Regarding branding/franchising, games like Street Fighter are so popular because they contain excellent character and game design. Each character is designed in their unique way that anyone who has never played a fighting game can pick up a character and start mashing buttons. Each has their set of values, costumes, and style that can relate to a player. Each character has their fighting style that is designed to help new players get into a game, or intended for advanced players who know a game’s mechanics and combos. A fighting game character can feel like your avatar which can influence you as a person.
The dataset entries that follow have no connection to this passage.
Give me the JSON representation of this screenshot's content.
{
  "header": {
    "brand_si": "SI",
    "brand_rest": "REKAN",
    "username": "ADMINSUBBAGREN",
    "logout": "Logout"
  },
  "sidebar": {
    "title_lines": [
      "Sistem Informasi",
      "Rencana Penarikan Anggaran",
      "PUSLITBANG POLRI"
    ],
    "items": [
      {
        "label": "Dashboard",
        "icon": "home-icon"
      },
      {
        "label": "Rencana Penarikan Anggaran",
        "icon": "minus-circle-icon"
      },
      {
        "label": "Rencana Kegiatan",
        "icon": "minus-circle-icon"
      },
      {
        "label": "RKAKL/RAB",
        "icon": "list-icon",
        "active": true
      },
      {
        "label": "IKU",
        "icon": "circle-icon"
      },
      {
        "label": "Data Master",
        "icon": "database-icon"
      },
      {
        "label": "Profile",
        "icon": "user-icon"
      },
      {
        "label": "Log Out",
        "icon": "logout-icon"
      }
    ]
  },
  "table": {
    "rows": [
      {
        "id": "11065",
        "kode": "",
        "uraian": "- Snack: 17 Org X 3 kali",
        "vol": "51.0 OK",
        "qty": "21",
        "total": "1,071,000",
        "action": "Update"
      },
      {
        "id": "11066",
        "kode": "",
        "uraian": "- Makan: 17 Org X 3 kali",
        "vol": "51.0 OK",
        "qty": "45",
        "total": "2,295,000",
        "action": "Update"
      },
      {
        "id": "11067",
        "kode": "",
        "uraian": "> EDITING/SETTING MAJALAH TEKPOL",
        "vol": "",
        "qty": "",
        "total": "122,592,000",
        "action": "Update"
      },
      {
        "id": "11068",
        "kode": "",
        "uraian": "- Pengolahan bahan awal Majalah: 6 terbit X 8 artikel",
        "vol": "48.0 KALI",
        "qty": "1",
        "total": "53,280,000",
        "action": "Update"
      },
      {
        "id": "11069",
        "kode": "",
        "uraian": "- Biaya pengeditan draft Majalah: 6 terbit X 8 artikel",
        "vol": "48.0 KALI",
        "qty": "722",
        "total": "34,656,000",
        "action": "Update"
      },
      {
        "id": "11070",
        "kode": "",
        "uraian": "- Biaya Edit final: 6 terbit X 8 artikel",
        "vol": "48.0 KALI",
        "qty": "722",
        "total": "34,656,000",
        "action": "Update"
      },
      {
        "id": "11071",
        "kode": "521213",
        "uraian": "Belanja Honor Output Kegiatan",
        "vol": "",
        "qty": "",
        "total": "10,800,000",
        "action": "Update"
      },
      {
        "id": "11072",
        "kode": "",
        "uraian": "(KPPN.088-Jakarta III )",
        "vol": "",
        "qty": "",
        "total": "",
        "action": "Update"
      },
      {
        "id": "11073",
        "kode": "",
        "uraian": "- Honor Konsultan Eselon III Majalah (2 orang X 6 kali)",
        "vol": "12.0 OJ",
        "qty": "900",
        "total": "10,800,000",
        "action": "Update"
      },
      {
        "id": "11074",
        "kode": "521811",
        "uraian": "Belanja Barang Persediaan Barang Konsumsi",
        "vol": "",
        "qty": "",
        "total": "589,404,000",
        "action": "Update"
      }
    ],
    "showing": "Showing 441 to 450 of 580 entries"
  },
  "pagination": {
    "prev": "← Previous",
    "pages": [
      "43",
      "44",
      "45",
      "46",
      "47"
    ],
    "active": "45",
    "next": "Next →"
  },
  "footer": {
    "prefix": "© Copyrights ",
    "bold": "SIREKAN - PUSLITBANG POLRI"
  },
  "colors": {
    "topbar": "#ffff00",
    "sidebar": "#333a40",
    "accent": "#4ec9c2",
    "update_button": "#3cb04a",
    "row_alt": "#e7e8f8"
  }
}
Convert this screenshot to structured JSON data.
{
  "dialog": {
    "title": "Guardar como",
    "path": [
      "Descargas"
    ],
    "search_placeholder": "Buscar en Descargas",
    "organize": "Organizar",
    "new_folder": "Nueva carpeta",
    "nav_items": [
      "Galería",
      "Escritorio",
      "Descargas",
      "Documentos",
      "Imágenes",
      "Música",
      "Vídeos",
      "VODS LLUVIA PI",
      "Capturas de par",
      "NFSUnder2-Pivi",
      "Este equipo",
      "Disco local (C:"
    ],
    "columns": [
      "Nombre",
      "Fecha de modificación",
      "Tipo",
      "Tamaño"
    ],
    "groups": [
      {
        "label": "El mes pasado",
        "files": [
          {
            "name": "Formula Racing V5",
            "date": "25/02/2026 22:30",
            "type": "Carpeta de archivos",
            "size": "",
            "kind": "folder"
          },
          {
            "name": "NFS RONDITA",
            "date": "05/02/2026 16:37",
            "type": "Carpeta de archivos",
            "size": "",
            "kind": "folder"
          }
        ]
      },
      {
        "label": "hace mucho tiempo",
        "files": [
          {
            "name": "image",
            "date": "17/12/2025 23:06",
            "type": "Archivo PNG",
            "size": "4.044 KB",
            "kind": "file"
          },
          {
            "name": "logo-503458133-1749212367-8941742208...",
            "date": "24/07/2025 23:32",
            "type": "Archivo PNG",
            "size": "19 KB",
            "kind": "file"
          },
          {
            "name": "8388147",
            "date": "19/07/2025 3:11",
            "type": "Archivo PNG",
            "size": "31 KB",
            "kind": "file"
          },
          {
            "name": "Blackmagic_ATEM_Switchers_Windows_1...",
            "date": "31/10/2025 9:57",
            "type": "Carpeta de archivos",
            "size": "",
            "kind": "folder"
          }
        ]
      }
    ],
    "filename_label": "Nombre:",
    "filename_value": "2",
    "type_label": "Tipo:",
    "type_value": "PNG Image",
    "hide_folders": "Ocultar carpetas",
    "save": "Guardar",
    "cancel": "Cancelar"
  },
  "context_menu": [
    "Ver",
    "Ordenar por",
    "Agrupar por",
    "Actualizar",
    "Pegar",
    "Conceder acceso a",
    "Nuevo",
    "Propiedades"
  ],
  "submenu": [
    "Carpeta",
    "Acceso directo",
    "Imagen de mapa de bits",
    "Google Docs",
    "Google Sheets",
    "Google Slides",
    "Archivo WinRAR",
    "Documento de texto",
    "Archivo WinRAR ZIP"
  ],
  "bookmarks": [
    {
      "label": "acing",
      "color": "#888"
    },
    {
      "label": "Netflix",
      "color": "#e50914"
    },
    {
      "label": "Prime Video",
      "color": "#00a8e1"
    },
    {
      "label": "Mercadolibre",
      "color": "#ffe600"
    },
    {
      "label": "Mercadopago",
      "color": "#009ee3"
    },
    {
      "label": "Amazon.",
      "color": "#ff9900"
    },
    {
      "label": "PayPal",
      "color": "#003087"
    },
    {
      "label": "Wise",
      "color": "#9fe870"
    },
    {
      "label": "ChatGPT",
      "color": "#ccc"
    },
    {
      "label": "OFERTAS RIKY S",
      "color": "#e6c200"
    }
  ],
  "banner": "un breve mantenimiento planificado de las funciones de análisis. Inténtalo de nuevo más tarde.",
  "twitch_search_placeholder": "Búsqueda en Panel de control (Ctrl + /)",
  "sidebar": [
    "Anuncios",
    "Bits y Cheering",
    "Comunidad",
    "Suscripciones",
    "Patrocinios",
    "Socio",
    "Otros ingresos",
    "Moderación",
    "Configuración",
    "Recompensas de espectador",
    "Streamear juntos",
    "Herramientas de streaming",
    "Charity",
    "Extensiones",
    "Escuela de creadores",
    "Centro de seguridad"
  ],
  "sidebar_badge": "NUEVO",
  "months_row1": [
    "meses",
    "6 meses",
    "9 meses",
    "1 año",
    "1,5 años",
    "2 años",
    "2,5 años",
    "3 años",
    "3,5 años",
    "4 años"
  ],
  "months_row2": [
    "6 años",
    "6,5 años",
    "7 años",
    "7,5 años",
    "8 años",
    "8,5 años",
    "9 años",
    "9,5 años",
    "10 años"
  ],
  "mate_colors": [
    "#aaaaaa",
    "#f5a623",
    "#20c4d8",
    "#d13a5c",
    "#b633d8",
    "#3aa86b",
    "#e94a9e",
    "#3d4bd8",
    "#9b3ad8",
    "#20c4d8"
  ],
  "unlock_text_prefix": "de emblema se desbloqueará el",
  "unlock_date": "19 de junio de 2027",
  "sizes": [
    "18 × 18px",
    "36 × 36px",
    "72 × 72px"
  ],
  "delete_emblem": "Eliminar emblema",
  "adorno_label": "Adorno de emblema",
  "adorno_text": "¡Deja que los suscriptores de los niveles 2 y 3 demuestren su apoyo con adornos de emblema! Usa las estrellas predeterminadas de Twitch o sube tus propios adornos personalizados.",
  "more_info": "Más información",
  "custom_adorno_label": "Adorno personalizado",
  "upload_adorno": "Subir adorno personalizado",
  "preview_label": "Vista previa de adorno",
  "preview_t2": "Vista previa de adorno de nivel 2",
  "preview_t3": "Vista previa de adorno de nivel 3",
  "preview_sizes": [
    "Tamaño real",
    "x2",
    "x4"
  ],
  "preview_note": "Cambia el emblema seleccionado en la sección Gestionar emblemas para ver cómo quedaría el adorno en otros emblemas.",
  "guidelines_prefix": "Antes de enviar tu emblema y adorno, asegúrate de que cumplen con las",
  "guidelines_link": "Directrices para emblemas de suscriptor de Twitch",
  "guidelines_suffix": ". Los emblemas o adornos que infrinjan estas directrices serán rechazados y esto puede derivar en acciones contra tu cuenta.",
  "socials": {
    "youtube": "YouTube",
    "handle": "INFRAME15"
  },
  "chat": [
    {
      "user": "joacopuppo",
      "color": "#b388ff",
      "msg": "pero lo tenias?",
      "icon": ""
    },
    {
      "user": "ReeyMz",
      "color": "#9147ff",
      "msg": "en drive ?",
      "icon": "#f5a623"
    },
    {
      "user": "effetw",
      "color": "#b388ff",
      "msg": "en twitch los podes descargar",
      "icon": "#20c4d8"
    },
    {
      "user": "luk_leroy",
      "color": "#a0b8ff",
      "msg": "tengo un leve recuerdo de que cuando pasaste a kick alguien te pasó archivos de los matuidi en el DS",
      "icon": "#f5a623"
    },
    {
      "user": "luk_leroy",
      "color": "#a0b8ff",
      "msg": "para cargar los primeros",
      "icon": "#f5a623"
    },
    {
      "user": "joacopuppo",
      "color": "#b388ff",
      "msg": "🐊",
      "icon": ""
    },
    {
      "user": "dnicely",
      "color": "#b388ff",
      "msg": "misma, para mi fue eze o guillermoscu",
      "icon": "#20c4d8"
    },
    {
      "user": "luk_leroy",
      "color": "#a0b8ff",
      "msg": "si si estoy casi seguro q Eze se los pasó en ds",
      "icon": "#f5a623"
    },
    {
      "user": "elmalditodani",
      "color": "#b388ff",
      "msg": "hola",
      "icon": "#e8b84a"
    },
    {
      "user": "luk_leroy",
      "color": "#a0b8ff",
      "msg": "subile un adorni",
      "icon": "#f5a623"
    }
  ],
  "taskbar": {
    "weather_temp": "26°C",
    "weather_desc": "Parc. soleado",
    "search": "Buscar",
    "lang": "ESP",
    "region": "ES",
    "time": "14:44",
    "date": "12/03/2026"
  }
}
Because of Street Fighter’s excellent character design, Iconic character such Ryu and Chun-li have become staples to the franchise and further add to the brand name Street Fighter and its publisher Capcom.

If you ever can help develop or design a game’s branding and advertisement, design or add characters from the game to create an extension to the game and the company that produces it. Creating a connection between a character and a player creates a touch point for your brand, and can further extend the game and a company’s reputation.

The DIY Life

diy-your-homeDo you DIY?

I do.

With the rise of the internet came a convenience when it comes to gathering information and consequently, learning new things. There are so many online classes and DIY tutorials to choose from whenever we feel like learning something new. In a sense DIY is a way to excursive the brain. Many times DIY allows the person to produce something of quality while reducing the cost. It allows people to use their hands and get acquainted with the materials around them. To solve problems creatively. Isn’t that what we do as artists and designers?

DIY can also allow you to understand your own craft better. In a photo class I had to learn about printing and the process of book making. Instead of using a website to print and ship my photo book; I looked at DIY tutorials and decided to bound my own book. I did my research, I talked to the people at the arts and craft store, I did a test run before using my own photo prints. And in the end, my book turned just as good if not better then the mass produced books made by online websites. The process allowed me to learn things about book binding, printing, and layout that I wouldn’t have had the chance to learn if I took the easy way out. Plus, I saved $30.

That is not to say that there isn’t a down side to DIYs. For one thing, they take time and the project might turn out looking nothing like what you wanted it to be. My class was in the summer, giving me ample amounts of time to work things out. But even with that in mind, I don’t think I will order a book ever again if similar assignments come up.

So, do you DIY?